Problem details:
Where an entry holds an image, skip the image but reproduce the rest word for word.

Given information:
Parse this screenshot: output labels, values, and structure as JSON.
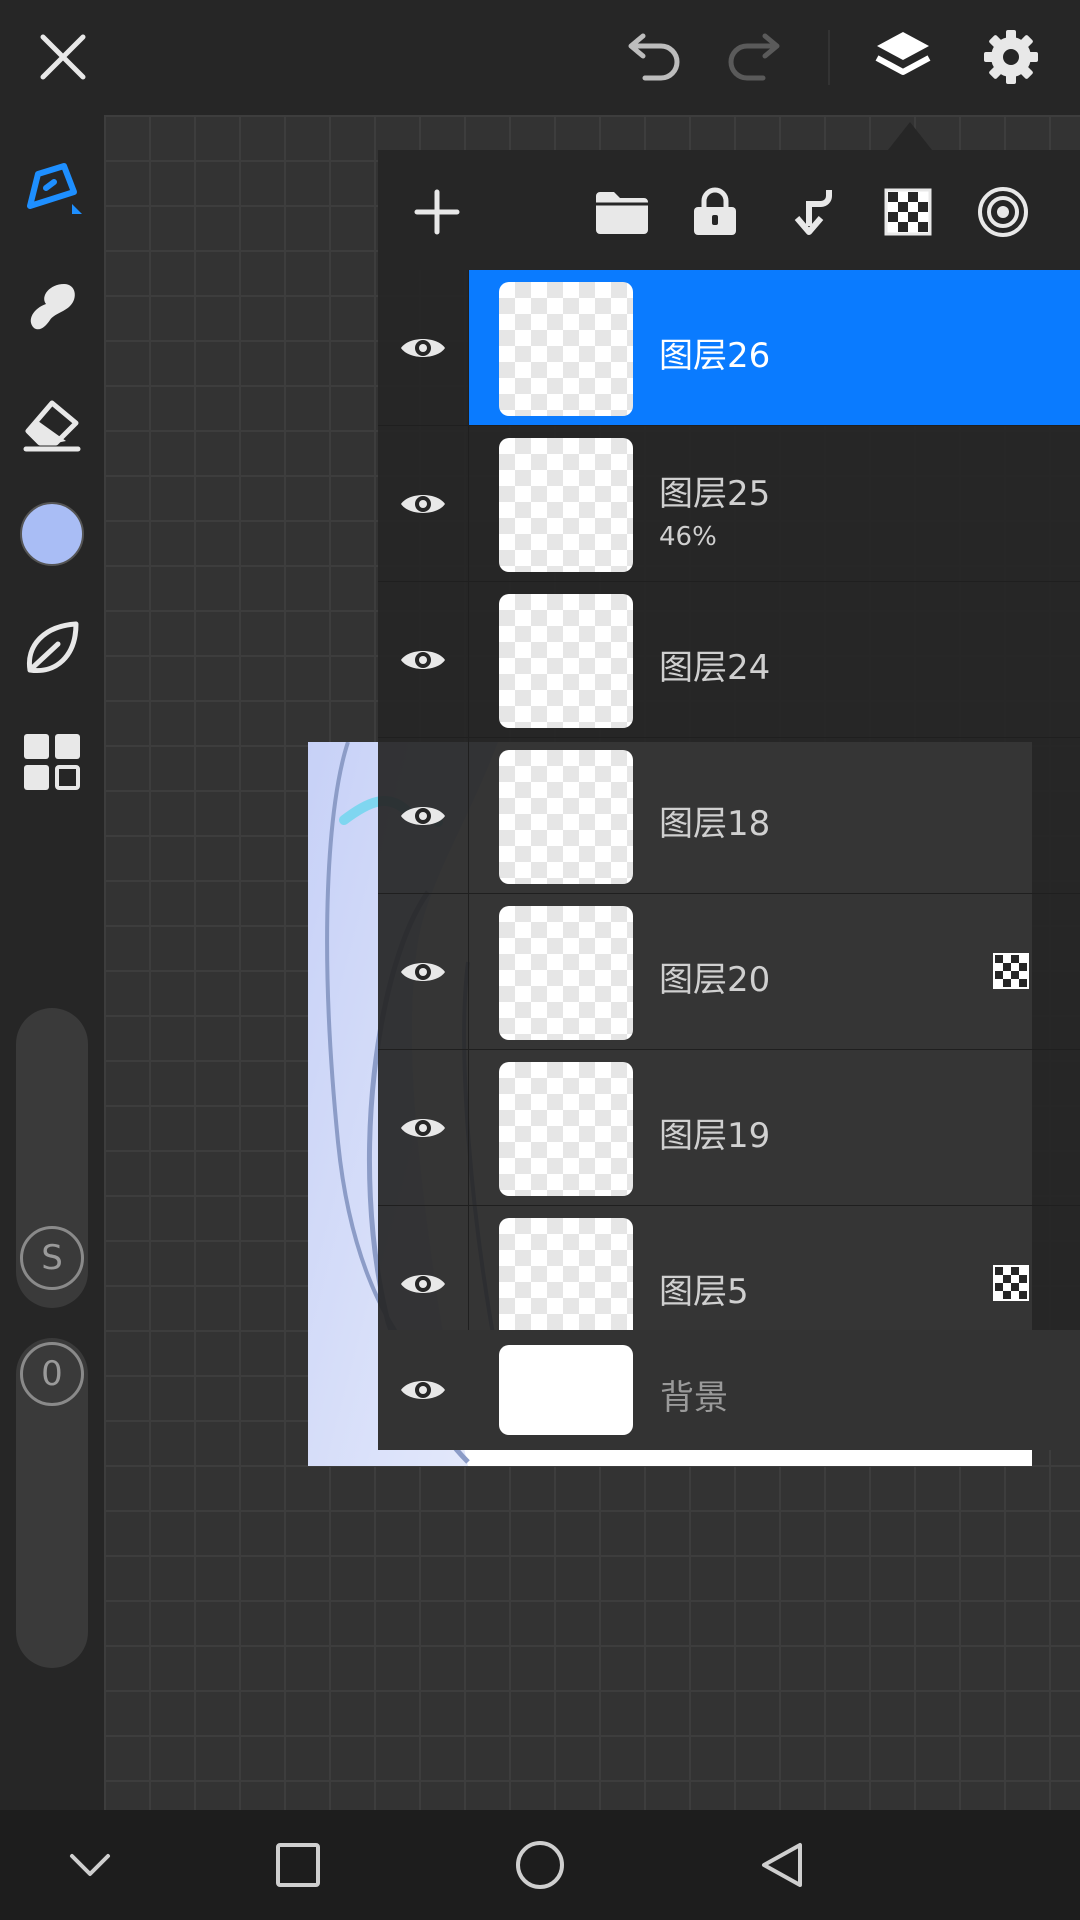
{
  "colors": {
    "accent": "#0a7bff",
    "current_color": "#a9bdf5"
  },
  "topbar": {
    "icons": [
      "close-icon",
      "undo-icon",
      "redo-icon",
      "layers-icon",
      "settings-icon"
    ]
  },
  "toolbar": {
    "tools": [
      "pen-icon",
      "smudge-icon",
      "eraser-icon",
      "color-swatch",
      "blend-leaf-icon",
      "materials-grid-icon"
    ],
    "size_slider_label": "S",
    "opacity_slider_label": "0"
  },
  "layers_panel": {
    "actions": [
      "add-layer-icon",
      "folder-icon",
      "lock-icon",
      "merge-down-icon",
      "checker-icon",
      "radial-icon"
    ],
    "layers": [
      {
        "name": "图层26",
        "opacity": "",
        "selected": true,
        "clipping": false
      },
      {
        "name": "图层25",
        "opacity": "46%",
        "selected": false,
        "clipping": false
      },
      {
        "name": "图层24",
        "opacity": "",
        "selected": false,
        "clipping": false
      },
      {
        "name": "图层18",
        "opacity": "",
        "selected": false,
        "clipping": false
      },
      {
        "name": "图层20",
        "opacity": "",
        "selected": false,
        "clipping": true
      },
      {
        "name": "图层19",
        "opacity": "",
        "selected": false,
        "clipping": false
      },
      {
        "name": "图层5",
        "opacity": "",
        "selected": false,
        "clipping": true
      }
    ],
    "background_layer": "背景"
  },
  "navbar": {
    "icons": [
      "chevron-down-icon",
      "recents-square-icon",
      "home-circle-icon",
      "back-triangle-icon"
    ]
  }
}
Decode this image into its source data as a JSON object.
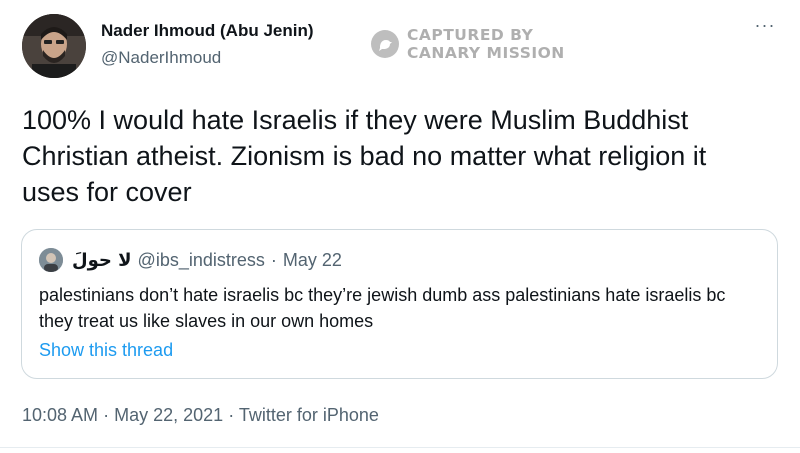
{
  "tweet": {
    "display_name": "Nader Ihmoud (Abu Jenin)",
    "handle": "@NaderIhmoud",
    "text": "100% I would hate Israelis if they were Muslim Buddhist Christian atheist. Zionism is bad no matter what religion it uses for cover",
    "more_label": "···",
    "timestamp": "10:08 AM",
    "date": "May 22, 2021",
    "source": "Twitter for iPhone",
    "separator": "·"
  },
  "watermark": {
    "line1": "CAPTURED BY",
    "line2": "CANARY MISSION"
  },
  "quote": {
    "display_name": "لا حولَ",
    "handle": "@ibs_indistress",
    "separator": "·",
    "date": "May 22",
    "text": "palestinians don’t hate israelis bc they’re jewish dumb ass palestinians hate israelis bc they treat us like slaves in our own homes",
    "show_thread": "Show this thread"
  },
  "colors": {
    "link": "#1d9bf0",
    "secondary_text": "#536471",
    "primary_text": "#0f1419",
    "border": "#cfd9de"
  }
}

Response:
Parse this screenshot: output labels, values, and structure as JSON.
{
  "colors": {
    "accent": "#0a7bff",
    "current_color": "#a9bdf5"
  },
  "topbar": {
    "icons": [
      "close-icon",
      "undo-icon",
      "redo-icon",
      "layers-icon",
      "settings-icon"
    ]
  },
  "toolbar": {
    "tools": [
      "pen-icon",
      "smudge-icon",
      "eraser-icon",
      "color-swatch",
      "blend-leaf-icon",
      "materials-grid-icon"
    ],
    "size_slider_label": "S",
    "opacity_slider_label": "0"
  },
  "layers_panel": {
    "actions": [
      "add-layer-icon",
      "folder-icon",
      "lock-icon",
      "merge-down-icon",
      "checker-icon",
      "radial-icon"
    ],
    "layers": [
      {
        "name": "图层26",
        "opacity": "",
        "selected": true,
        "clipping": false
      },
      {
        "name": "图层25",
        "opacity": "46%",
        "selected": false,
        "clipping": false
      },
      {
        "name": "图层24",
        "opacity": "",
        "selected": false,
        "clipping": false
      },
      {
        "name": "图层18",
        "opacity": "",
        "selected": false,
        "clipping": false
      },
      {
        "name": "图层20",
        "opacity": "",
        "selected": false,
        "clipping": true
      },
      {
        "name": "图层19",
        "opacity": "",
        "selected": false,
        "clipping": false
      },
      {
        "name": "图层5",
        "opacity": "",
        "selected": false,
        "clipping": true
      }
    ],
    "background_layer": "背景"
  },
  "navbar": {
    "icons": [
      "chevron-down-icon",
      "recents-square-icon",
      "home-circle-icon",
      "back-triangle-icon"
    ]
  }
}
Decode this image into its source data as a JSON object.
{
  "tweet": {
    "display_name": "Nader Ihmoud (Abu Jenin)",
    "handle": "@NaderIhmoud",
    "text": "100% I would hate Israelis if they were Muslim Buddhist Christian atheist. Zionism is bad no matter what religion it uses for cover",
    "more_label": "···",
    "timestamp": "10:08 AM",
    "date": "May 22, 2021",
    "source": "Twitter for iPhone",
    "separator": "·"
  },
  "watermark": {
    "line1": "CAPTURED BY",
    "line2": "CANARY MISSION"
  },
  "quote": {
    "display_name": "لا حولَ",
    "handle": "@ibs_indistress",
    "separator": "·",
    "date": "May 22",
    "text": "palestinians don’t hate israelis bc they’re jewish dumb ass palestinians hate israelis bc they treat us like slaves in our own homes",
    "show_thread": "Show this thread"
  },
  "colors": {
    "link": "#1d9bf0",
    "secondary_text": "#536471",
    "primary_text": "#0f1419",
    "border": "#cfd9de"
  }
}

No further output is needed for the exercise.